  9. Devesh K. Pandey, “Rustum2 UAV will be ready in a year: DRDO,” The Hindu, December 24, 2014, http://www.thehindu.com/sci-tech/technology/rustum2-uav-will-be-ready-in-a-year-drdo/article6722384.ece.
  10. Hemant Kumar Rout, “DRDO Conducts Maiden Test Flight of Panchi UAV,” The New Indian Express, December 25, 2014, http://www.newindianexpress.com/nation/DRDO-Conducts-Maiden-Test-Flight-of-Panchi-UAV/2014/12/25/article2587210.ece.
  11. Rakhi Chakrabarty, “More UAVs watching Bastar 24×7 ahead of polls,” The Times of India, November 2, 2013, http://timesofindia.indiatimes.com/assembly-elections-2013/chhattisgarh-assembly-elections/More-UAVs-watching-Bastar-24×7-ahead-of-polls/articleshow/25079452.cms.
  12. Neha Sethi, “Drones scan flood-hit Uttarakhand,” LiveMint.com, June 24, 2013, http://www.livemint.com/Politics/ZDib5YWR1G2Mcuth1kbwyO/Drones-scan-floodhit-Uttarakhand.html.
  13. Rajat Pandit, “Indian armed forces building deadly drone arsenal, also want combat UAVs,” The Times of India, February 5, 2013.
  14. Ibid.
  15. Between India and Sri Lanka lies a 30-kilometer-long chain of limestone islands, covered with sand, called Adam’s Bridge in English and Ātham Pālam in Tamil. The Gulf of Mannar lies between the southeastern tip of India and the northwestern coast of Sri Lanka.

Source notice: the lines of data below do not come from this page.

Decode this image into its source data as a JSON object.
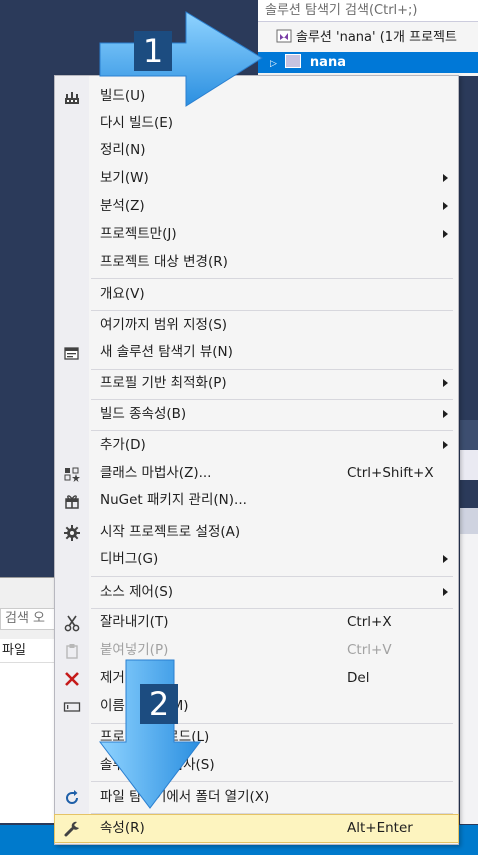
{
  "solution_explorer": {
    "search_placeholder": "솔루션 탐색기 검색(Ctrl+;)",
    "solution_label": "솔루션 'nana' (1개 프로젝트",
    "project_label": "nana"
  },
  "left_panel": {
    "search_placeholder": "검색 오",
    "column_header": "파일"
  },
  "context_menu": {
    "items": [
      {
        "label": "빌드(U)",
        "icon": "build-icon"
      },
      {
        "label": "다시 빌드(E)"
      },
      {
        "label": "정리(N)"
      },
      {
        "label": "보기(W)",
        "submenu": true
      },
      {
        "label": "분석(Z)",
        "submenu": true
      },
      {
        "label": "프로젝트만(J)",
        "submenu": true
      },
      {
        "label": "프로젝트 대상 변경(R)"
      },
      {
        "label": "개요(V)"
      },
      {
        "label": "여기까지 범위 지정(S)"
      },
      {
        "label": "새 솔루션 탐색기 뷰(N)",
        "icon": "new-view-icon"
      },
      {
        "label": "프로필 기반 최적화(P)",
        "submenu": true
      },
      {
        "label": "빌드 종속성(B)",
        "submenu": true
      },
      {
        "label": "추가(D)",
        "submenu": true
      },
      {
        "label": "클래스 마법사(Z)...",
        "shortcut": "Ctrl+Shift+X",
        "icon": "class-wizard-icon"
      },
      {
        "label": "NuGet 패키지 관리(N)...",
        "icon": "nuget-package-icon"
      },
      {
        "label": "시작 프로젝트로 설정(A)",
        "icon": "gear-icon"
      },
      {
        "label": "디버그(G)",
        "submenu": true
      },
      {
        "label": "소스 제어(S)",
        "submenu": true
      },
      {
        "label": "잘라내기(T)",
        "shortcut": "Ctrl+X",
        "icon": "scissors-icon"
      },
      {
        "label": "붙여넣기(P)",
        "shortcut": "Ctrl+V",
        "icon": "paste-icon",
        "disabled": true
      },
      {
        "label": "제거",
        "shortcut": "Del",
        "icon": "delete-x-icon"
      },
      {
        "label": "이름 바꾸기(M)",
        "icon": "rename-icon"
      },
      {
        "label": "프로젝트 언로드(L)"
      },
      {
        "label": "솔루션 다시 검사(S)"
      },
      {
        "label": "파일 탐색기에서 폴더 열기(X)",
        "icon": "open-folder-arrow-icon"
      },
      {
        "label": "속성(R)",
        "shortcut": "Alt+Enter",
        "icon": "wrench-icon",
        "highlighted": true
      }
    ]
  },
  "callouts": {
    "step1": "1",
    "step2": "2"
  },
  "colors": {
    "selection": "#0078d7",
    "highlight": "#fdf4bf",
    "arrow": "#3aa9f0",
    "badge": "#1c4c80",
    "status_bar": "#007acc"
  }
}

To the northeast of Adam’s Bridge is the Palk Bay, which leads to the Palk Strait; also see a related report, “Israel Sells Heron UAVs to India, Sets Record,” Defense Industry Daily, May 5, 2015, http://www.defenseindustrydaily.com/israel-sells-heron-uavs-to-india-01476/.
  16. Office of the Director General of Civil Aviation, “Use of Unmanned Aerial Vehicle (UAV)/Unmanned Aircraft Systems (UAS) for Civil Applications,” Public Notice, Government of India, October 7, 2014.
  17. Ibid.
  18. Unmanned Systems Association of India, “UAV Regulations in India – A Pre-requisite,” http://www.usai.in/regulations.html.
  19. Indian Defense Minister Manohar Parrikar, “Statement to the Lok Sabha,” as cited in Press Trust of India (Lok Sabha, New Delhi, December 2014).
  20. Unmanned Systems Association of India, “UAV Regulations in India – A Pre-requisite.”
  21. Monika Chansoria, “Peace needs political will,” The Sunday Guardian, July 20, 2014, http://www.sunday-guardian.com/analysis/peace-needs-political-will.
  22. Ministry of Defence, Annual Report 2014-15, Government of India, http://mod.nic.in/writereaddata/AR1415.pdf.
  23. See Usman Ansari, “Pakistan Surprises Many With First Use of Armed Drone,” Defense News, September 10, 2015, http://www.defensenews.com/story/defense/air-space/strike/2015/09/08/pakistan-surprises-many-first-use-armed-drone/71881768/.

Nishant UAV: Image by Kaushal mehta via commons.wikimedia.org

US Army 53500 Strykehorse Soldiers show off UAV capabilities: Image by Sgt. 1st Class Rodney Jackson, 18th Medical Command Public Affairs, U.S. Army via commons.wikimedia.org